=== Assigned task ===
Output each record exactly, with nothing omitted.

Items from a dataset:
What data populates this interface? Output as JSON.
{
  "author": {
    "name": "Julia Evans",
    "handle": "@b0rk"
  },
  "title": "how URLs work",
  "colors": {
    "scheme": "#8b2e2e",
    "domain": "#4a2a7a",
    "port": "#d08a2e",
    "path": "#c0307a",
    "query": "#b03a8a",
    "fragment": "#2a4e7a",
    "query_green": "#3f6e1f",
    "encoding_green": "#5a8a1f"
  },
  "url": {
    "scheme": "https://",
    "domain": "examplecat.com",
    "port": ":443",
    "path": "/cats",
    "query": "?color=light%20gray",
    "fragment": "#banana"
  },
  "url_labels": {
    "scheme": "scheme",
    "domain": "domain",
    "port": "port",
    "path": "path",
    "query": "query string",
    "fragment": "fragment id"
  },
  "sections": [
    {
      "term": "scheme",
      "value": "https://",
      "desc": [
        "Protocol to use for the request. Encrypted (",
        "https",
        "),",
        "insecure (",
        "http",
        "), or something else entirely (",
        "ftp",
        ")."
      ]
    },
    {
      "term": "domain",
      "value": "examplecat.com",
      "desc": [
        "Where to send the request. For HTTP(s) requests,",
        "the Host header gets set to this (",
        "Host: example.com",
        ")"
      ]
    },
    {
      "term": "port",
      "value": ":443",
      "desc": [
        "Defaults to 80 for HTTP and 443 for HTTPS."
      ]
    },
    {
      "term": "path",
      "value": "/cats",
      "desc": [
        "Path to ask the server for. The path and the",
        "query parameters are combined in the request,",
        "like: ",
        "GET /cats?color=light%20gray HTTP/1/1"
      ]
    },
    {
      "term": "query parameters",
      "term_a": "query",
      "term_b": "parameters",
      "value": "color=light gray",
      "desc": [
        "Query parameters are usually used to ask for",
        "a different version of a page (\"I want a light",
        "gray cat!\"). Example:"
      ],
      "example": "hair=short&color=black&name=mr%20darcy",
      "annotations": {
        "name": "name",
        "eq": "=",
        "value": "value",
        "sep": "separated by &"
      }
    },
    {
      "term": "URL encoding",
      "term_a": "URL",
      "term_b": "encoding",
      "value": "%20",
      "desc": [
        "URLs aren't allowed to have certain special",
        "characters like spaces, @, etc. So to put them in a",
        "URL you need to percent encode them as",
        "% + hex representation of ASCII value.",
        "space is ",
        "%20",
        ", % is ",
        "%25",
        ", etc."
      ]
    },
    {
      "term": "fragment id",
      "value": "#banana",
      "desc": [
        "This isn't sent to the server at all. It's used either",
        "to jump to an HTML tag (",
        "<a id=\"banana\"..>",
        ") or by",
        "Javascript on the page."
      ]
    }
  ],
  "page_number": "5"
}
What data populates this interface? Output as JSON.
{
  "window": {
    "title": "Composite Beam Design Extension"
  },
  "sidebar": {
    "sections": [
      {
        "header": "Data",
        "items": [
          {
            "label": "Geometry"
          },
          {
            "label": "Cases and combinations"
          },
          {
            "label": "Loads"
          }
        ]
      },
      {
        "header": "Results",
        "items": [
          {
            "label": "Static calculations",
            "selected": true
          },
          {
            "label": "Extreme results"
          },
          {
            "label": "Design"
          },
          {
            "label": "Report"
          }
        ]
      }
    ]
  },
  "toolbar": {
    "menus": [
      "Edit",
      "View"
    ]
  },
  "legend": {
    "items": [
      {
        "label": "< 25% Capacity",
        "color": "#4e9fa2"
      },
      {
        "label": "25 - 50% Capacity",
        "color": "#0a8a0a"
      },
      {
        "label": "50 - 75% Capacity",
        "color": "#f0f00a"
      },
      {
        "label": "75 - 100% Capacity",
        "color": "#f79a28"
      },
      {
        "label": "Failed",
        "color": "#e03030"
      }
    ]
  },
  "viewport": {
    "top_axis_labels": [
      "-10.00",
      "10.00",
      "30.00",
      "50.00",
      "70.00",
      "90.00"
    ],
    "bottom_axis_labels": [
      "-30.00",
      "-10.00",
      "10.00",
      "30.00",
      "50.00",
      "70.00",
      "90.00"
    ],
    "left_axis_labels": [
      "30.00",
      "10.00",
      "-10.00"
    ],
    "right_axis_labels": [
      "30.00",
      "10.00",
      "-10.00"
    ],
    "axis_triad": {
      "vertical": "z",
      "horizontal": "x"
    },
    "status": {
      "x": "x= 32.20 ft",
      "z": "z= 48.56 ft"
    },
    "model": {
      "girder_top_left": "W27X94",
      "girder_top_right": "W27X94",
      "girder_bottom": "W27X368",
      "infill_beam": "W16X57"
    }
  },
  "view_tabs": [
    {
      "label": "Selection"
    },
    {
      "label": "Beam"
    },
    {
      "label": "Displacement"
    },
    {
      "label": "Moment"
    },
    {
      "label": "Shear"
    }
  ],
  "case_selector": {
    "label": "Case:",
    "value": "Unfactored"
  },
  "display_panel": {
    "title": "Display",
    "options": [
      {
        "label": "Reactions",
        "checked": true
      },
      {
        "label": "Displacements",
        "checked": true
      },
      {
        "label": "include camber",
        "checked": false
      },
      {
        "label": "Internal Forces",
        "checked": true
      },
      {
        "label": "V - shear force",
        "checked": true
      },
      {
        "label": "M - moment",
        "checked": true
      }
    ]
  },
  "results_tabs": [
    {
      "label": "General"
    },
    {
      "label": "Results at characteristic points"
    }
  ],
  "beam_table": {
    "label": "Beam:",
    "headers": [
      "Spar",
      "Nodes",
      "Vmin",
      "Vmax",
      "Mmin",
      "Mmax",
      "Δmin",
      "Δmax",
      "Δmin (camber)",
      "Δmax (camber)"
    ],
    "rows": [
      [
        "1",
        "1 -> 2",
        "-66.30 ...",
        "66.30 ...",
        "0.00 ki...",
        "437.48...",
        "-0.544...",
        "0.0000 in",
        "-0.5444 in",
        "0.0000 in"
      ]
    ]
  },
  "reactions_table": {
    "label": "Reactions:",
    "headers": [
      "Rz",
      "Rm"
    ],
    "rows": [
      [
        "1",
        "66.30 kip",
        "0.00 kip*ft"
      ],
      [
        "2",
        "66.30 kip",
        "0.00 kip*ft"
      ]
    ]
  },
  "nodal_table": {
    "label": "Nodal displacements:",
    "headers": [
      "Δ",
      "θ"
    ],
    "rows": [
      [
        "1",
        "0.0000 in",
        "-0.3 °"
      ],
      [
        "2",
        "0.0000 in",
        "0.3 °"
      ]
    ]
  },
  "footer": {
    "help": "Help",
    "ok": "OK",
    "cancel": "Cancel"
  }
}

=== Output for this exercise ===
What data populates this interface? Output as JSON.
{
  "author": {
    "name": "Julia Evans",
    "handle": "@b0rk"
  },
  "title": "how URLs work",
  "colors": {
    "scheme": "#8b2e2e",
    "domain": "#4a2a7a",
    "port": "#d08a2e",
    "path": "#c0307a",
    "query": "#b03a8a",
    "fragment": "#2a4e7a",
    "query_green": "#3f6e1f",
    "encoding_green": "#5a8a1f"
  },
  "url": {
    "scheme": "https://",
    "domain": "examplecat.com",
    "port": ":443",
    "path": "/cats",
    "query": "?color=light%20gray",
    "fragment": "#banana"
  },
  "url_labels": {
    "scheme": "scheme",
    "domain": "domain",
    "port": "port",
    "path": "path",
    "query": "query string",
    "fragment": "fragment id"
  },
  "sections": [
    {
      "term": "scheme",
      "value": "https://",
      "desc": [
        "Protocol to use for the request. Encrypted (",
        "https",
        "),",
        "insecure (",
        "http",
        "), or something else entirely (",
        "ftp",
        ")."
      ]
    },
    {
      "term": "domain",
      "value": "examplecat.com",
      "desc": [
        "Where to send the request. For HTTP(s) requests,",
        "the Host header gets set to this (",
        "Host: example.com",
        ")"
      ]
    },
    {
      "term": "port",
      "value": ":443",
      "desc": [
        "Defaults to 80 for HTTP and 443 for HTTPS."
      ]
    },
    {
      "term": "path",
      "value": "/cats",
      "desc": [
        "Path to ask the server for. The path and the",
        "query parameters are combined in the request,",
        "like: ",
        "GET /cats?color=light%20gray HTTP/1/1"
      ]
    },
    {
      "term": "query parameters",
      "term_a": "query",
      "term_b": "parameters",
      "value": "color=light gray",
      "desc": [
        "Query parameters are usually used to ask for",
        "a different version of a page (\"I want a light",
        "gray cat!\"). Example:"
      ],
      "example": "hair=short&color=black&name=mr%20darcy",
      "annotations": {
        "name": "name",
        "eq": "=",
        "value": "value",
        "sep": "separated by &"
      }
    },
    {
      "term": "URL encoding",
      "term_a": "URL",
      "term_b": "encoding",
      "value": "%20",
      "desc": [
        "URLs aren't allowed to have certain special",
        "characters like spaces, @, etc. So to put them in a",
        "URL you need to percent encode them as",
        "% + hex representation of ASCII value.",
        "space is ",
        "%20",
        ", % is ",
        "%25",
        ", etc."
      ]
    },
    {
      "term": "fragment id",
      "value": "#banana",
      "desc": [
        "This isn't sent to the server at all. It's used either",
        "to jump to an HTML tag (",
        "<a id=\"banana\"..>",
        ") or by",
        "Javascript on the page."
      ]
    }
  ],
  "page_number": "5"
}
What data populates this interface? Output as JSON.
{
  "window": {
    "title": "Composite Beam Design Extension"
  },
  "sidebar": {
    "sections": [
      {
        "header": "Data",
        "items": [
          {
            "label": "Geometry"
          },
          {
            "label": "Cases and combinations"
          },
          {
            "label": "Loads"
          }
        ]
      },
      {
        "header": "Results",
        "items": [
          {
            "label": "Static calculations",
            "selected": true
          },
          {
            "label": "Extreme results"
          },
          {
            "label": "Design"
          },
          {
            "label": "Report"
          }
        ]
      }
    ]
  },
  "toolbar": {
    "menus": [
      "Edit",
      "View"
    ]
  },
  "legend": {
    "items": [
      {
        "label": "< 25% Capacity",
        "color": "#4e9fa2"
      },
      {
        "label": "25 - 50% Capacity",
        "color": "#0a8a0a"
      },
      {
        "label": "50 - 75% Capacity",
        "color": "#f0f00a"
      },
      {
        "label": "75 - 100% Capacity",
        "color": "#f79a28"
      },
      {
        "label": "Failed",
        "color": "#e03030"
      }
    ]
  },
  "viewport": {
    "top_axis_labels": [
      "-10.00",
      "10.00",
      "30.00",
      "50.00",
      "70.00",
      "90.00"
    ],
    "bottom_axis_labels": [
      "-30.00",
      "-10.00",
      "10.00",
      "30.00",
      "50.00",
      "70.00",
      "90.00"
    ],
    "left_axis_labels": [
      "30.00",
      "10.00",
      "-10.00"
    ],
    "right_axis_labels": [
      "30.00",
      "10.00",
      "-10.00"
    ],
    "axis_triad": {
      "vertical": "z",
      "horizontal": "x"
    },
    "status": {
      "x": "x= 32.20 ft",
      "z": "z= 48.56 ft"
    },
    "model": {
      "girder_top_left": "W27X94",
      "girder_top_right": "W27X94",
      "girder_bottom": "W27X368",
      "infill_beam": "W16X57"
    }
  },
  "view_tabs": [
    {
      "label": "Selection"
    },
    {
      "label": "Beam"
    },
    {
      "label": "Displacement"
    },
    {
      "label": "Moment"
    },
    {
      "label": "Shear"
    }
  ],
  "case_selector": {
    "label": "Case:",
    "value": "Unfactored"
  },
  "display_panel": {
    "title": "Display",
    "options": [
      {
        "label": "Reactions",
        "checked": true
      },
      {
        "label": "Displacements",
        "checked": true
      },
      {
        "label": "include camber",
        "checked": false
      },
      {
        "label": "Internal Forces",
        "checked": true
      },
      {
        "label": "V - shear force",
        "checked": true
      },
      {
        "label": "M - moment",
        "checked": true
      }
    ]
  },
  "results_tabs": [
    {
      "label": "General"
    },
    {
      "label": "Results at characteristic points"
    }
  ],
  "beam_table": {
    "label": "Beam:",
    "headers": [
      "Spar",
      "Nodes",
      "Vmin",
      "Vmax",
      "Mmin",
      "Mmax",
      "Δmin",
      "Δmax",
      "Δmin (camber)",
      "Δmax (camber)"
    ],
    "rows": [
      [
        "1",
        "1 -> 2",
        "-66.30 ...",
        "66.30 ...",
        "0.00 ki...",
        "437.48...",
        "-0.544...",
        "0.0000 in",
        "-0.5444 in",
        "0.0000 in"
      ]
    ]
  },
  "reactions_table": {
    "label": "Reactions:",
    "headers": [
      "Rz",
      "Rm"
    ],
    "rows": [
      [
        "1",
        "66.30 kip",
        "0.00 kip*ft"
      ],
      [
        "2",
        "66.30 kip",
        "0.00 kip*ft"
      ]
    ]
  },
  "nodal_table": {
    "label": "Nodal displacements:",
    "headers": [
      "Δ",
      "θ"
    ],
    "rows": [
      [
        "1",
        "0.0000 in",
        "-0.3 °"
      ],
      [
        "2",
        "0.0000 in",
        "0.3 °"
      ]
    ]
  },
  "footer": {
    "help": "Help",
    "ok": "OK",
    "cancel": "Cancel"
  }
}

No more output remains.